It’s the one thing that we do most on mobile devices that often is the most annoying: typing. With so many different kinds of mobile keyboards, and perhaps a pending keyboard redesign from Apple debuting next week, it’s a good time to consider some recent advances in mobile keyboard interfaces.
Over the past few years, several unique keyboard interfaces have garnered significant attention and popularity. Swype, acquired by Nuance in 2011, is one such example, where users type by either touching the keys as usual or by making continuous touch gestures that cover the letters of a word. The result is surprisingly robust and user friendly. There are other options, such as the Fleksy keyboard by Syntellia, or the Minuum flattened keyboard by Whirlscape, as well as SwiftKey, a very popular keyboard that is similar to Swype. The “magic” with these keyboards is that they assume user touches have a spatial error (or in the case of Swype and SwiftKey, a gestural error), and account for this when finding the most probable word. In almost all cases, these intelligent keyboards work better than their traditional counterparts. In the case of Minuum, there is an added benefit that the keyboard takes up very little space on the screen.

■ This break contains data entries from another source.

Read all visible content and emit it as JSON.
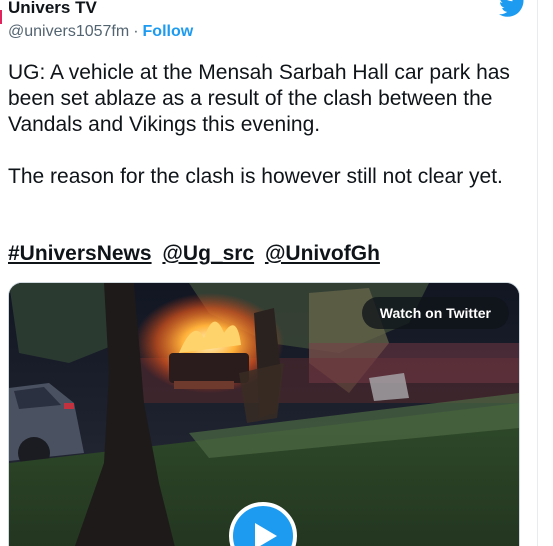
{
  "tweet": {
    "display_name": "Univers TV",
    "handle": "@univers1057fm",
    "separator": "·",
    "follow_label": "Follow",
    "paragraphs": [
      "UG: A vehicle at the Mensah Sarbah Hall car park has been set ablaze as a result of the clash between the Vandals and Vikings this evening.",
      "The reason for the clash is however still not clear yet."
    ],
    "tags": [
      "#UniversNews",
      "@Ug_src",
      "@UnivofGh"
    ],
    "media": {
      "watch_label": "Watch on Twitter"
    }
  },
  "colors": {
    "accent": "#1d9bf0",
    "text": "#0f1419",
    "secondary": "#536471"
  },
  "icons": {
    "logo": "twitter-bird-icon",
    "play": "play-icon"
  }
}
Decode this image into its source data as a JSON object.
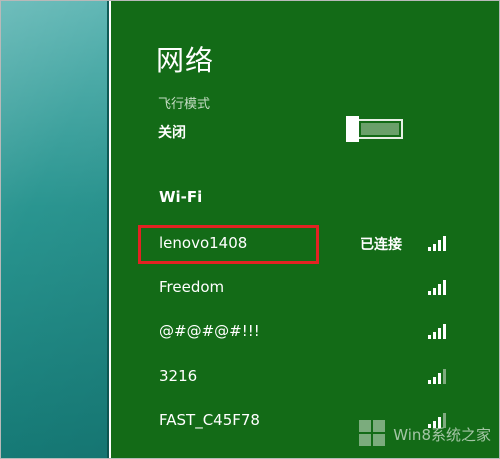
{
  "panel": {
    "title": "网络",
    "airplane_mode": {
      "label": "飞行模式",
      "state": "关闭"
    },
    "wifi_heading": "Wi-Fi",
    "networks": [
      {
        "name": "lenovo1408",
        "status": "已连接",
        "signal_bars": 4
      },
      {
        "name": "Freedom",
        "status": "",
        "signal_bars": 4
      },
      {
        "name": "@#@#@#!!!",
        "status": "",
        "signal_bars": 4
      },
      {
        "name": "3216",
        "status": "",
        "signal_bars": 3
      },
      {
        "name": "FAST_C45F78",
        "status": "",
        "signal_bars": 3
      }
    ]
  },
  "watermark": {
    "text": "Win8系统之家"
  },
  "colors": {
    "panel_bg": "#136b17",
    "desktop_bg": "#2a9590",
    "highlight": "#e32222",
    "text": "#ffffff"
  }
}
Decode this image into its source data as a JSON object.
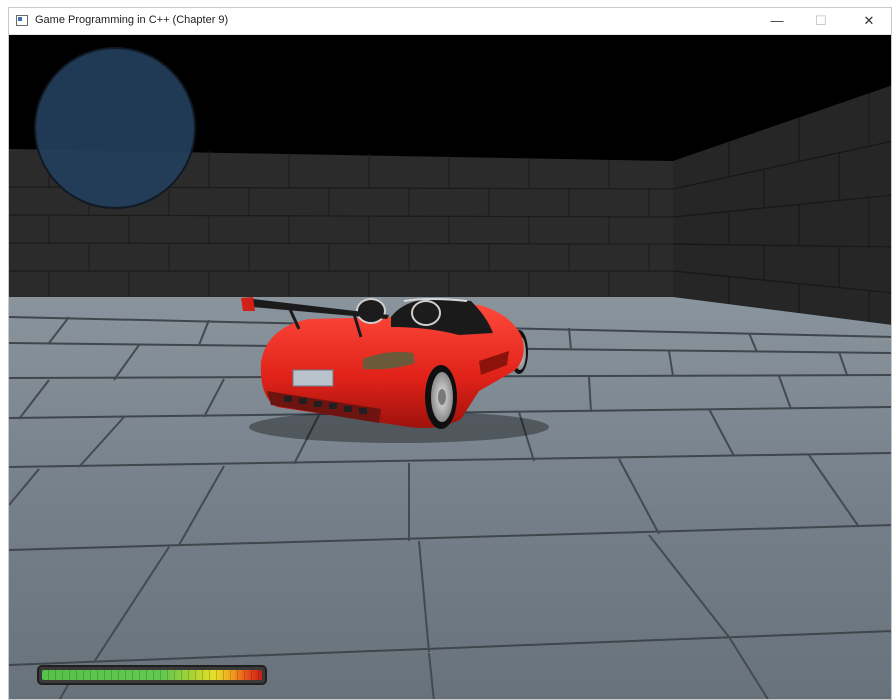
{
  "window": {
    "title": "Game Programming in C++ (Chapter 9)",
    "controls": {
      "minimize": "—",
      "maximize": "☐",
      "close": "✕"
    }
  },
  "hud": {
    "radar": {
      "color": "#233e5c"
    },
    "health_bar": {
      "level": 1.0,
      "gradient": [
        "#55c24a",
        "#e6e02a",
        "#c91e16"
      ]
    }
  },
  "scene": {
    "wall_color": "#2b2b2b",
    "floor_color": "#7c8791",
    "car_color": "#e8271f"
  }
}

Although not mainstream, there has been work in the area of keyboards that dynamically change based on what letters are most probable. In the simplest context, this could be visualized as a keyboard where the size of the individual keys are scaled according to the usage frequency of each letter.
A more interesting example is the Dasher keyboard (created by a research group at Cambridge University), where the user types by going through a continuous sequence of dynamically scaled letters (click here to see a quick demo). Although this may not be the fastest way of typing, it works well in situations where multi-finger typing is not possible (such as for Google Glass).
A discussion of dynamic keyboards isn’t complete without mentioning Tactus. Tactus creates physical touchscreen keyboards that can “pop-in” and out dynamically, which gives users a tactile feel for the keys. It remains to be seen whether such an interface will gain mainstream popularity, but it is certainly interesting.
There are methods of entering text that may do away with the keyboard altogether. One such example that we have been developing at the University of Toronto is the Extended Touch interface. Here, a user can tap a location on any surface that a mobile device is placed on, and based on the unique vibrations and sounds, we detect the exact location tapped. Although the core tap detection technology works reasonably well, there are several important challenges that will need to be overcome. However, it is possible in the future that such an interface (i.e. typing on any surface) combined with a probabilistic keyboard will make a viable method for text entry.